His project, entitled “Replicating Retroviral Delivery of Immune Costimulatory Agents in Glioblastoma,” focuses on:
Eric Chalif, BAGlioblastoma (GBM) is the most aggressive primary brain cancer, and despite a standard of care for patients that includes maximal safe resection followed by chemotherapy and radiation, the prognosis is still grim. Unfortunately, new classes of medications such as immune checkpoint inhibitors that have revolutionized treatment for cancer outside of the Central Nervous System have so far been unsuccessful in clinical trials for GBM.
However, drugs that activate the immune system by other means remain particularly promising candidates for the treatment of GBM due to its marked local and systemic immunosuppression. These mechanisms of immunosuppression are diverse and often redundant, which makes targeting any one agent insufficient to completely overcome the suppressive state. It is likely that combinatorial immunotherapy will be necessary in the development of successful regimens. Costimulatory molecules such as GITRL, OX0-40L,and 4-1BBL may be key agents in future therapeutic cocktails. Targeting these molecules’ receptors have already shown promise in clinical trials for a variety of solid cancers and in preclinical models of glioblastoma.
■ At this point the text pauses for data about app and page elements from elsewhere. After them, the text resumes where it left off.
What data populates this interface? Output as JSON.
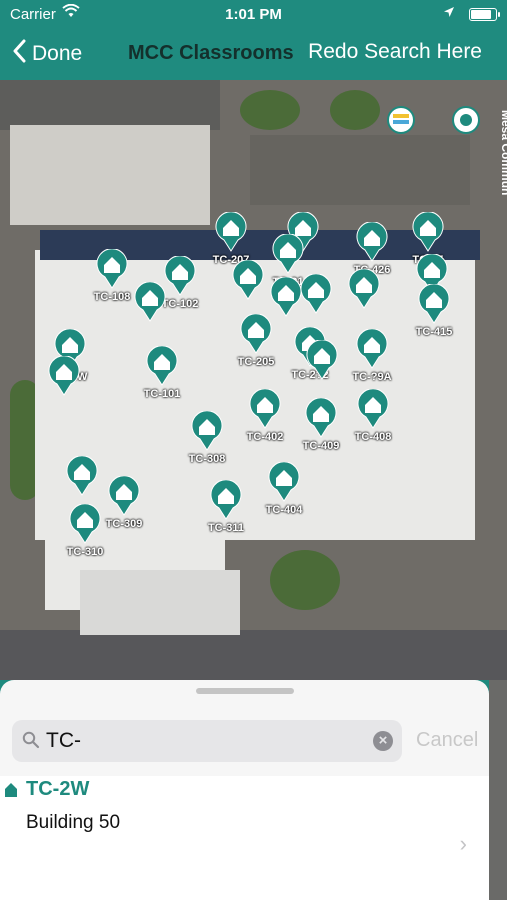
{
  "status": {
    "carrier": "Carrier",
    "time": "1:01 PM"
  },
  "nav": {
    "back_label": "Done",
    "title": "MCC Classrooms",
    "redo_label": "Redo Search Here"
  },
  "map": {
    "road_label": "Mesa Commun",
    "pins": [
      {
        "label": "TC-207"
      },
      {
        "label": ""
      },
      {
        "label": "TC-?1"
      },
      {
        "label": "TC-426"
      },
      {
        "label": "TC-?5"
      },
      {
        "label": "TC-108"
      },
      {
        "label": "TC-102"
      },
      {
        "label": ""
      },
      {
        "label": ""
      },
      {
        "label": ""
      },
      {
        "label": ""
      },
      {
        "label": ""
      },
      {
        "label": ""
      },
      {
        "label": "TC-415"
      },
      {
        "label": "TC-3W"
      },
      {
        "label": ""
      },
      {
        "label": "TC-101"
      },
      {
        "label": "TC-205"
      },
      {
        "label": "TC-2?2"
      },
      {
        "label": ""
      },
      {
        "label": "TC-?9A"
      },
      {
        "label": "TC-402"
      },
      {
        "label": "TC-409"
      },
      {
        "label": "TC-408"
      },
      {
        "label": "TC-308"
      },
      {
        "label": ""
      },
      {
        "label": "TC-309"
      },
      {
        "label": "TC-311"
      },
      {
        "label": "TC-404"
      },
      {
        "label": "TC-310"
      }
    ]
  },
  "search": {
    "value": "TC-",
    "cancel_label": "Cancel"
  },
  "results": [
    {
      "title": "TC-2W",
      "subtitle": "Building 50"
    }
  ],
  "colors": {
    "brand": "#1f8b7f",
    "pin": "#1e8a7e",
    "title_text": "#14302c"
  }
}
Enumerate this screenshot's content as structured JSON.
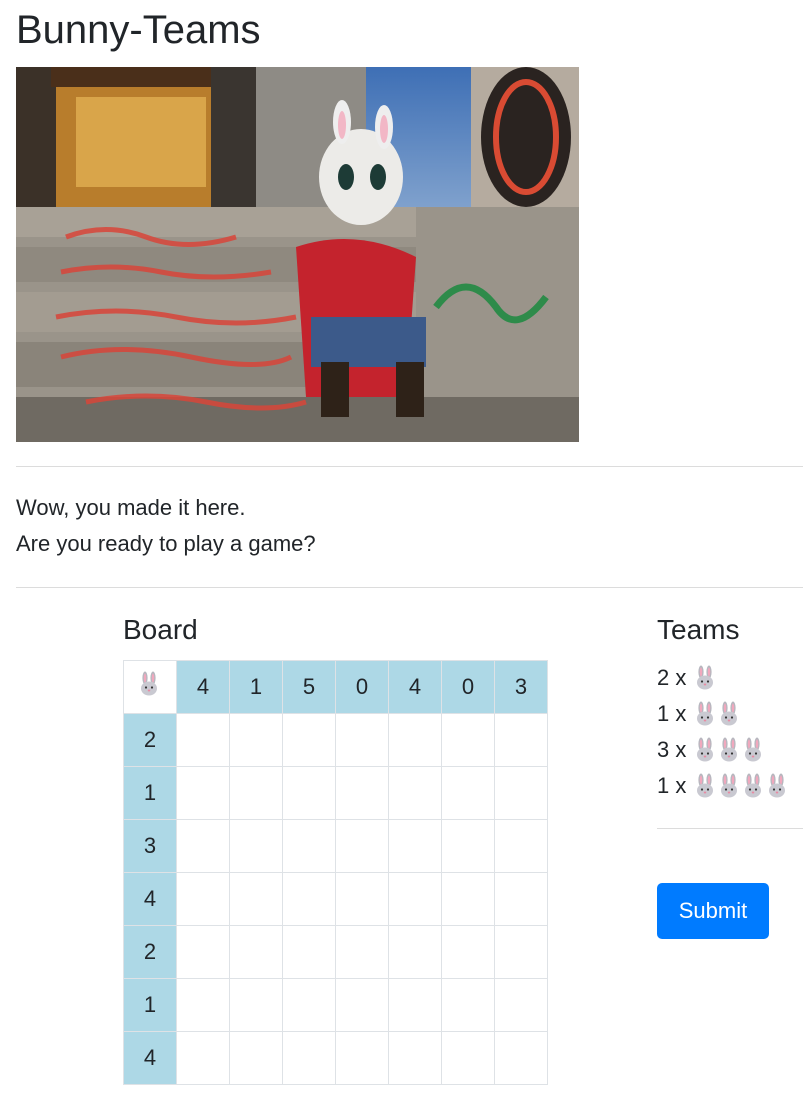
{
  "page": {
    "title": "Bunny-Teams"
  },
  "intro": {
    "line1": "Wow, you made it here.",
    "line2": "Are you ready to play a game?"
  },
  "board": {
    "title": "Board",
    "corner_icon": "bunny-icon",
    "column_hints": [
      "4",
      "1",
      "5",
      "0",
      "4",
      "0",
      "3"
    ],
    "row_hints": [
      "2",
      "1",
      "3",
      "4",
      "2",
      "1",
      "4"
    ]
  },
  "teams": {
    "title": "Teams",
    "items": [
      {
        "label": "2 x",
        "size": 1
      },
      {
        "label": "1 x",
        "size": 2
      },
      {
        "label": "3 x",
        "size": 3
      },
      {
        "label": "1 x",
        "size": 4
      }
    ]
  },
  "submit_label": "Submit",
  "colors": {
    "hint_bg": "#add8e6",
    "button": "#007bff",
    "grid_line": "#dee2e6"
  }
}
In this study, we will develop four new viral therapies, validate their function, and test their utility in a mouse model of GBM. Our findings will enable future studies in targeted immunotherapy, and they signify an exciting step towards the future development and refinement of new therapeutic approaches in human clinical testing.
You can learn more about our brain tumor research grant and the Foundation’s impact on brain tumor research on our site.